**WHAT IS NEEDED:**
Pull out each line of the records holding the string "shoto".

Element data from apps and pages

[Start of Attachment]

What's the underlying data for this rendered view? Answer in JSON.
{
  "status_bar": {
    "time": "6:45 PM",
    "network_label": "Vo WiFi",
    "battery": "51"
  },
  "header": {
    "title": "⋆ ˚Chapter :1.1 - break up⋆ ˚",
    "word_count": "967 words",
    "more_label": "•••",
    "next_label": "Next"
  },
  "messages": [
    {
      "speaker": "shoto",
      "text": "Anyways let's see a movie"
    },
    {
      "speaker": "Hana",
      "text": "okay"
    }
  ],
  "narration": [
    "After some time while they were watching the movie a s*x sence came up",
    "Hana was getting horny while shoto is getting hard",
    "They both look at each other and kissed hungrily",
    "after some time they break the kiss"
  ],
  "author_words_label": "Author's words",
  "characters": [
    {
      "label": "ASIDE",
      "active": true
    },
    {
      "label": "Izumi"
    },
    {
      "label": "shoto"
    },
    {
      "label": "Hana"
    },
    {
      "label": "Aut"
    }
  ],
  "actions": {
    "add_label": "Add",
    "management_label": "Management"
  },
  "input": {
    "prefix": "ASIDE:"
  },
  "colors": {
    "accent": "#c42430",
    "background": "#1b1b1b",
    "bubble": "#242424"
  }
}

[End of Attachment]

**PROBLEM SOLUTION:**
      "speaker": "shoto",
    "Hana was getting horny while shoto is getting hard",
      "label": "shoto"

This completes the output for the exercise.